Considering three men had disappeared and were most likely dead, the investigation was very badly done. Basically, only one man investigated the disappearance and that was Robert Muirhead, the NLB Superintendent. At the very least, others should have been involved, including the police. So, one man, who was their boss, investigated their deaths. By doing this, the NLB also were breaking the law and they appeared to have got away with it. In 1895 the Fatal Accidents Inquiry (Scotland) Act came into law. The disappearance of the three keepers took place five years after the Act became law and a Fatal Accident Inquiry should have been held, but was not. The line of argument is that the whole episode was deeply embarrassing for the NLB and they did not want any more attention than necessary. It is also argued that the Secretary, who was the figurehead of the NLB, a man called Coventry Dick-Peddie, used his influence in legal circles to avoid the need for a Fatal Accident inquiry. Dick-Peddie was just taking over the position at the NLB at the time of the disappearance.
Tell us about your own investigation and your book! What can people expect from it?
I was very fortunate in that a good friend of mine spent his whole career as a lighthouse keeper with the NLB and he have me a very good insight into the life of a lighthouse keeper in Scotland. I have carried out considerable research into the NLB records as well as the Stevenson family lighthouse records. I also went out to the Flannans with a film crew to film an episode for the Discovery Channel about the mystery. To actually go onto Eilean Mor gives one a very good idea of what it was like and to retrace the very steps the Lighthousemen had taken. The book gives the background to the life of a lightkeeper and the Northern Lighthouse Board as well as investigating some of the theories about the loss of the three Lightkeepers.
Do you think you have been able to pinpoint the correct theory as to what happened to them?

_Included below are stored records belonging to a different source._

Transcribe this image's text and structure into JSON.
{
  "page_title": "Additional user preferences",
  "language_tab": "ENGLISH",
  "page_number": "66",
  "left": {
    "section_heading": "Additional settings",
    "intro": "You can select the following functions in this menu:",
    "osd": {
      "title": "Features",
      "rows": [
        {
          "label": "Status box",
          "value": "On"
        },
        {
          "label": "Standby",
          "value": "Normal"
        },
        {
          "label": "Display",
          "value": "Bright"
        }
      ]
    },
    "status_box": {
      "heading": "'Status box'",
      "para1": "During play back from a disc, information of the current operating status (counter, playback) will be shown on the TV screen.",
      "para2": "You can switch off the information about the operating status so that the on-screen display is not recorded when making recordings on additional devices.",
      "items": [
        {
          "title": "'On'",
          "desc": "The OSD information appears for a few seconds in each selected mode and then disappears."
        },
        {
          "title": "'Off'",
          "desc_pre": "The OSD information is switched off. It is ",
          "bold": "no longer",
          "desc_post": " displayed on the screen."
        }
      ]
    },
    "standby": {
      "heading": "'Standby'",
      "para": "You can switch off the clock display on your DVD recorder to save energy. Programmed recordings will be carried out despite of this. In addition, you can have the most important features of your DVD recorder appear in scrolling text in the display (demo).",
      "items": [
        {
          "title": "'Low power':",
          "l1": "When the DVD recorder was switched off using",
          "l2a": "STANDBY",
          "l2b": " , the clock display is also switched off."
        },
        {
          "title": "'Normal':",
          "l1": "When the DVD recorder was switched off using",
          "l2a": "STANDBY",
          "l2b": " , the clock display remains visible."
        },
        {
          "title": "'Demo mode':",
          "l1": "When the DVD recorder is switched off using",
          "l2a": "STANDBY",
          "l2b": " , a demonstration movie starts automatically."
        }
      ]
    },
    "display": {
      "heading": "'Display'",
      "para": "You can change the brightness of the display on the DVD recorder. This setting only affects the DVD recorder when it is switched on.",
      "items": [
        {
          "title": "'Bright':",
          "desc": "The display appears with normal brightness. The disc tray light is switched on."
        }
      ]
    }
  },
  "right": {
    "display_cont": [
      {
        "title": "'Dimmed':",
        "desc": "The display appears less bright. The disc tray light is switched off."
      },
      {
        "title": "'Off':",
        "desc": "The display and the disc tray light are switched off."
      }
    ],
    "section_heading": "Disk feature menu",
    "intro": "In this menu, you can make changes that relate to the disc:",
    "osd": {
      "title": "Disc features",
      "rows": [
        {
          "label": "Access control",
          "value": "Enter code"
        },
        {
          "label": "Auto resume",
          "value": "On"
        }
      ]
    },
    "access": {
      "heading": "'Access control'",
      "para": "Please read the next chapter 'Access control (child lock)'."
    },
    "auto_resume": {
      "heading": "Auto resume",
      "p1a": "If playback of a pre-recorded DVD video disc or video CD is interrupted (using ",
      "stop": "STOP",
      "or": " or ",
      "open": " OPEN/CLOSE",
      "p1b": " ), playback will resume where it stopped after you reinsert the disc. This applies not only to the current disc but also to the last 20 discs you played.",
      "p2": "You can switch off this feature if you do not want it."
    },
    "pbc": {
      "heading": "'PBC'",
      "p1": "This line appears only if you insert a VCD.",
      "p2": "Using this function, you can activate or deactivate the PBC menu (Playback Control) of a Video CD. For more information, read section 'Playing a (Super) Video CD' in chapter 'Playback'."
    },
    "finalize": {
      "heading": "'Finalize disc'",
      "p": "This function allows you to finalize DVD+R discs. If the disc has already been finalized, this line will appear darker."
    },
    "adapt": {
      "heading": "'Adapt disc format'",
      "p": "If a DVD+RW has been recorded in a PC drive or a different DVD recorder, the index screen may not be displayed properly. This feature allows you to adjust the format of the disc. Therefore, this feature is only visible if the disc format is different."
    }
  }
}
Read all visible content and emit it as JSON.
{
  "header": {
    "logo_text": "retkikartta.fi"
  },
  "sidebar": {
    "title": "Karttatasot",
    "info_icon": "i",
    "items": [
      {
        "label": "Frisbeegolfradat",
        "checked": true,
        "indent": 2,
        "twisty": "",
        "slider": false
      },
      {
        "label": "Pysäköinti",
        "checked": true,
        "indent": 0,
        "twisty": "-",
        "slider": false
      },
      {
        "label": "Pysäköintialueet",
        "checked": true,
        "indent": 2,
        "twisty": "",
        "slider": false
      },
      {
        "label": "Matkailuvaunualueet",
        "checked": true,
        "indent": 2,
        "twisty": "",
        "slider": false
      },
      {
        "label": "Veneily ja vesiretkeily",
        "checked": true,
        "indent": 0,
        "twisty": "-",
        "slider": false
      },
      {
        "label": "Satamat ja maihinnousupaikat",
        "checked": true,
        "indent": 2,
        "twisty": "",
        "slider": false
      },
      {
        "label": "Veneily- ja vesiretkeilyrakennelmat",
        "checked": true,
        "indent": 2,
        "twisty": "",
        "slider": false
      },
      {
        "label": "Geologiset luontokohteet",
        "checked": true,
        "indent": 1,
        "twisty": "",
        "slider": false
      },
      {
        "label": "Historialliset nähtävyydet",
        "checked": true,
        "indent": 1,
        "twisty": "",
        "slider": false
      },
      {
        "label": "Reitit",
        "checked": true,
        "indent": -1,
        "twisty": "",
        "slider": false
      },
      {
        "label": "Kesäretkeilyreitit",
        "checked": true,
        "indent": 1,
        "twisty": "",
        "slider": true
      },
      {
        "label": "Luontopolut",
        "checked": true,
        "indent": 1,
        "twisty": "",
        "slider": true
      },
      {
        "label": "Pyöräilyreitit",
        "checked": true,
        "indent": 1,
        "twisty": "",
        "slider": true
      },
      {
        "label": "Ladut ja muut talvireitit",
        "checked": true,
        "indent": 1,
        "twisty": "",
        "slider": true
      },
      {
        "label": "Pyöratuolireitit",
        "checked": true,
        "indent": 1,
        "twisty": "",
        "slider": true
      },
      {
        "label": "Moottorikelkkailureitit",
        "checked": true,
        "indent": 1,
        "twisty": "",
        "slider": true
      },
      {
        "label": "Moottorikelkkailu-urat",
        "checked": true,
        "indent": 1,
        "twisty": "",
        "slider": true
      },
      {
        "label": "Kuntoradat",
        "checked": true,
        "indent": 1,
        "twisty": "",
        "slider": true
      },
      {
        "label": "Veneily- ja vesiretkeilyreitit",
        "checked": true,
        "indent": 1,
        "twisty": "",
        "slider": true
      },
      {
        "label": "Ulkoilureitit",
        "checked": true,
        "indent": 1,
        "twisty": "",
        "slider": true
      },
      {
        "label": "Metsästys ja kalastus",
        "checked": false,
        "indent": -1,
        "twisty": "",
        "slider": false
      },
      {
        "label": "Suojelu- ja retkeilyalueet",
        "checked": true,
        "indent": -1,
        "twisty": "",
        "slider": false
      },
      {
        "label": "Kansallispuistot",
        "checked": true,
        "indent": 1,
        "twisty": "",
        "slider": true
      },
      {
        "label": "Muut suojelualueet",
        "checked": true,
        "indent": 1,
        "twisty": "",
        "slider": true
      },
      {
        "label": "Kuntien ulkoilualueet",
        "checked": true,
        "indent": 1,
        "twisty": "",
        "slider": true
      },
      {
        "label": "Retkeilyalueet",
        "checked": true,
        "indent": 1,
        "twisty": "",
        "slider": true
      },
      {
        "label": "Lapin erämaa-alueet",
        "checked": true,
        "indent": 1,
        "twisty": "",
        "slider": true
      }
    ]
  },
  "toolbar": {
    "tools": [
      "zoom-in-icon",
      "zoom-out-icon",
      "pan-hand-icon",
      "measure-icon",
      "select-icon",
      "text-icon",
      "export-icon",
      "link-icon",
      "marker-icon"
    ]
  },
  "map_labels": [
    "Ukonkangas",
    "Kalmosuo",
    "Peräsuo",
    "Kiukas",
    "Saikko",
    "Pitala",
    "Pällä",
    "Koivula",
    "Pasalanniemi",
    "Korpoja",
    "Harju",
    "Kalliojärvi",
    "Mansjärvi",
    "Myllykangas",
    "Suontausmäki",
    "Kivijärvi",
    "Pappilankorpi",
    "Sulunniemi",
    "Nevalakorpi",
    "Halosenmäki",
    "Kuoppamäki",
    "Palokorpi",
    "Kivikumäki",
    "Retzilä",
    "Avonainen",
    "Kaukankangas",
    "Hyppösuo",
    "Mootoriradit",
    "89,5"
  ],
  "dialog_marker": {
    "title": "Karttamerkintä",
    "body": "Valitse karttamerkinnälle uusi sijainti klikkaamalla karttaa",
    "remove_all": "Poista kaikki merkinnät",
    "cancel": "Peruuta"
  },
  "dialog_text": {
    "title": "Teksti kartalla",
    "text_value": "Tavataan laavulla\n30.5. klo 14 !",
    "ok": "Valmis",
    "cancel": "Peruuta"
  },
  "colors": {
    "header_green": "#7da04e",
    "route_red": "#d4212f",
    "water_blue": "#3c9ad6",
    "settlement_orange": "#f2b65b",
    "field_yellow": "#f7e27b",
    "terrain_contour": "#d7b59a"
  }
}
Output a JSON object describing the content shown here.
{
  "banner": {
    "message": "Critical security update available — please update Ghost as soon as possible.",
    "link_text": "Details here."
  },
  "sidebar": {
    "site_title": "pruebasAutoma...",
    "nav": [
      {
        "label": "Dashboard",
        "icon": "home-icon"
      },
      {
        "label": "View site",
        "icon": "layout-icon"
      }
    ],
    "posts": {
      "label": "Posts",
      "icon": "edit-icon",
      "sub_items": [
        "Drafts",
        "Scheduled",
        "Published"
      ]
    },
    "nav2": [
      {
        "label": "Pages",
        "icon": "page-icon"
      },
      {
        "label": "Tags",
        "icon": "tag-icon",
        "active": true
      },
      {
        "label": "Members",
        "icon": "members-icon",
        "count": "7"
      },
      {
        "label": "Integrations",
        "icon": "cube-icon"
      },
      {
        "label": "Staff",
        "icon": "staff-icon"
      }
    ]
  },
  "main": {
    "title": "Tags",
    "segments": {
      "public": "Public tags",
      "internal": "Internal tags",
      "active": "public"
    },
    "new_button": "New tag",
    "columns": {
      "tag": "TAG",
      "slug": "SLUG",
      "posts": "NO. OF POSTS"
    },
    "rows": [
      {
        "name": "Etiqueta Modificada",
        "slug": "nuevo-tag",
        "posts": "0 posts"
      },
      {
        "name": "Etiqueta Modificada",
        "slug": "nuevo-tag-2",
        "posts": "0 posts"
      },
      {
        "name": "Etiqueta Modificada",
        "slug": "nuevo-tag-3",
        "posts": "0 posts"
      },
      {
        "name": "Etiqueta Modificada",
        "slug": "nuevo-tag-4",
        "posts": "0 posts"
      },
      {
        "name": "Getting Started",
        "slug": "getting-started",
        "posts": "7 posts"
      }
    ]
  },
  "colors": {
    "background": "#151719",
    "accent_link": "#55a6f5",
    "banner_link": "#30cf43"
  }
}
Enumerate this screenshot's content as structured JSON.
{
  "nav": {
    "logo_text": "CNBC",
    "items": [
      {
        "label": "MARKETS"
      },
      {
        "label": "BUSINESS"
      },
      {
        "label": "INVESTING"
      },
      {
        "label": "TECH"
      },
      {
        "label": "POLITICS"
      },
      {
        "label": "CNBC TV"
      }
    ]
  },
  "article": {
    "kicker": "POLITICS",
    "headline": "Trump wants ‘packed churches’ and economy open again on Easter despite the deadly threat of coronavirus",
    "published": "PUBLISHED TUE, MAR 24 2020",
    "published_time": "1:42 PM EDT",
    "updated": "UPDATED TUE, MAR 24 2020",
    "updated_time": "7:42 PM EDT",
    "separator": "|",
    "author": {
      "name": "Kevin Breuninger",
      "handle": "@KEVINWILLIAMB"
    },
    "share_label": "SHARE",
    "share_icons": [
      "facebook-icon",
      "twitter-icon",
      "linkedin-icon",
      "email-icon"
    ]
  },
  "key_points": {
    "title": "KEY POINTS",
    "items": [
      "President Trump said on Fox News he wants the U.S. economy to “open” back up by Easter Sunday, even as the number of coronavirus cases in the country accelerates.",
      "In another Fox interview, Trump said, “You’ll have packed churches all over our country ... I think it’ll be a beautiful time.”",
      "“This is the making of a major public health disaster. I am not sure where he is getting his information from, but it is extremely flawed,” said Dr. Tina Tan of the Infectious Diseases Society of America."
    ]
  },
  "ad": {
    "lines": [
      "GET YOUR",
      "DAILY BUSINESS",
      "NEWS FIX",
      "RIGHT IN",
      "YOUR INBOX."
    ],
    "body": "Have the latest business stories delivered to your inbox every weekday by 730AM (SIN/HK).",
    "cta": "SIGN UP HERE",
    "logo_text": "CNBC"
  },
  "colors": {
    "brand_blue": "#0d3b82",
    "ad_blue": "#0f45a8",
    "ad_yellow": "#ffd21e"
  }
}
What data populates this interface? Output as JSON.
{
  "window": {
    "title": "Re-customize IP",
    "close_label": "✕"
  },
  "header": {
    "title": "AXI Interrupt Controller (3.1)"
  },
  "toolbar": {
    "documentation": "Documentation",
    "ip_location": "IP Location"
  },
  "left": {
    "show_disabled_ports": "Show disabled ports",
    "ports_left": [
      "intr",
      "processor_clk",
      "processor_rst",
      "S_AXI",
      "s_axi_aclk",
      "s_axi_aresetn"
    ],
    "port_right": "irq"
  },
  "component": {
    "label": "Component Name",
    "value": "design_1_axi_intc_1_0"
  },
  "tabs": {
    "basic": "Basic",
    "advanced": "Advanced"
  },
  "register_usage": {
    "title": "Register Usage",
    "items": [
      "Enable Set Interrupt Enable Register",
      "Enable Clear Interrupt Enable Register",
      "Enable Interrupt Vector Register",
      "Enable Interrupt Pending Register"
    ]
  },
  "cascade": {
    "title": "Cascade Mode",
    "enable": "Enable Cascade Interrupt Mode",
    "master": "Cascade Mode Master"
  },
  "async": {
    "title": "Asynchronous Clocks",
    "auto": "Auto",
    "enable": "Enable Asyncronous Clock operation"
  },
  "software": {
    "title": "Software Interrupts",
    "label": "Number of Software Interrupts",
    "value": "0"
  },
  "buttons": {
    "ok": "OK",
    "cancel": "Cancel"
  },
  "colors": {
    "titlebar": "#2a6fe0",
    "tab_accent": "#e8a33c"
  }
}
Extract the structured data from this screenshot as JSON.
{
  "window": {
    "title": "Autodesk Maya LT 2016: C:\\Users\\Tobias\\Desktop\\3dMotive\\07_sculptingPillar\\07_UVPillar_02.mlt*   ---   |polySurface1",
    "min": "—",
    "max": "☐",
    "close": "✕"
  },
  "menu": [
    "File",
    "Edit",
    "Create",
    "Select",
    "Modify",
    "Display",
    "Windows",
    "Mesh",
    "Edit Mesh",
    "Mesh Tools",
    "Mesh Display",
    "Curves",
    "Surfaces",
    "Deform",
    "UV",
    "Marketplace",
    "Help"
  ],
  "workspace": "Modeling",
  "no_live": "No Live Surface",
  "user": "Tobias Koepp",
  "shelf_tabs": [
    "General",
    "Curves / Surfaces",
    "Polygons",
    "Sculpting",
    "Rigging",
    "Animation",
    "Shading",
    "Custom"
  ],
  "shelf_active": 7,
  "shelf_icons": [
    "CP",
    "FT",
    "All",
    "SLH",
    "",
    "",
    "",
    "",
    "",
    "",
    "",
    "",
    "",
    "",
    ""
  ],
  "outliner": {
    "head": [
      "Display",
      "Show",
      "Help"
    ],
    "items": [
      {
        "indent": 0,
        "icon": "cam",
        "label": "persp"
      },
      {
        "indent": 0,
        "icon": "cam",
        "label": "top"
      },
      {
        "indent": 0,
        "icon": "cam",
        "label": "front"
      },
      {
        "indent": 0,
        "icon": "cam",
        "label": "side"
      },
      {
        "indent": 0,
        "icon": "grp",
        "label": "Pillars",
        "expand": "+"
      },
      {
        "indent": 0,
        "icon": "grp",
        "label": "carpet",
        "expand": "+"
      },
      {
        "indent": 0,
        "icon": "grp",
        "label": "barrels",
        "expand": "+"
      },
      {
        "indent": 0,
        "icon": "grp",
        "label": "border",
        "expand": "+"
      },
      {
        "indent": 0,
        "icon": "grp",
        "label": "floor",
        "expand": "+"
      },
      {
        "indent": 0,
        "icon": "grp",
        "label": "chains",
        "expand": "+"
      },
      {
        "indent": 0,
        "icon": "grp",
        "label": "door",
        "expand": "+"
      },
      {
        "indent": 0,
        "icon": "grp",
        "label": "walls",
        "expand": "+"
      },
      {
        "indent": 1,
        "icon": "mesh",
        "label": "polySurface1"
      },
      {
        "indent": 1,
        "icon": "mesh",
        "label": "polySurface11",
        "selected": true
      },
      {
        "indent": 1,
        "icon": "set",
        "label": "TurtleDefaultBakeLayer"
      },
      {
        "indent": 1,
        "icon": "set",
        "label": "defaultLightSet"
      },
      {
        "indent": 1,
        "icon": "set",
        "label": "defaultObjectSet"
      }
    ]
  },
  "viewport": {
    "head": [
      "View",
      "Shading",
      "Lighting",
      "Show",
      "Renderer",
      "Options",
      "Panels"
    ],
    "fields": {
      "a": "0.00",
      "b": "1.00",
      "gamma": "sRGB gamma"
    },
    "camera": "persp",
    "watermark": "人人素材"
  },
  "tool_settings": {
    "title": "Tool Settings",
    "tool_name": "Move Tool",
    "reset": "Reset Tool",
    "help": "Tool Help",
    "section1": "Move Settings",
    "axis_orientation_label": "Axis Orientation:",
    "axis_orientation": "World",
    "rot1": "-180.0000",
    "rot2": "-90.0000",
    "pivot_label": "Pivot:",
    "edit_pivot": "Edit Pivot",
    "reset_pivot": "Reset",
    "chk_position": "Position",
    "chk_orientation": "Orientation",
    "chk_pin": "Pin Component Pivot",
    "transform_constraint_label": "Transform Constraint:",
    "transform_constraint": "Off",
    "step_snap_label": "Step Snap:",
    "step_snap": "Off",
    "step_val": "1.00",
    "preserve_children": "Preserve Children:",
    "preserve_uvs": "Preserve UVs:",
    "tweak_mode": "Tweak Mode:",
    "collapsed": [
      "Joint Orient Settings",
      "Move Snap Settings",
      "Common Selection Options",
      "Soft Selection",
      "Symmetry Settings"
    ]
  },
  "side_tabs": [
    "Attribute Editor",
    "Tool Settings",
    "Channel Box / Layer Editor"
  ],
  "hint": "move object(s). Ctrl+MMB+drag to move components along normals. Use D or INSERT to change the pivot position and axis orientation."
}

I give my theory in the book but there are other theories. I also feel that too many people focus on the “Giant Wave” theory. One line of thinking is that one fell in the sea after he was caught by a giant wave. The second keeper ran back to the lighthouse to get the third keeper (who was not wearing outdoor gear) and then they too were caught by a giant wave. Two giant waves in a short period of time is highly unlikely.
What did you think about the film about the incident, with Gerald Butler? (“The Vanishing”, 2018)
I thought it was an “OK” film but it did not resemble the Flannans disappearance too closely. The film has not received many good reviews that I have seen.
Anything you would like to add that I forgot to ask about?
I began the campaign to have a sculpture made to the memory of the three missing keepers. This sculpture can now be seen in Breasclete on the Isle of Lewis.
And, finally, my regular questions I ask all my interviewees:
Your top 3 films?
1. Crash (David Cronenberg) 1996
2. Das Boot (1981)
3. Shawshank Redemption (1994)
Your top 3 books?
1. The Mayor of Casterbridge by Thomas Hardy
2. Emperor of the Air by Ethan Canin (Short Stories)
3. Memoirs of a Geisha by David Golden
Your top 3 albums?
1. Live Undead – Slayer (1984)
2. Nils Lofgren – Nils Lofgren (1975)
3. Waiting for the Sun – The Doors (1968)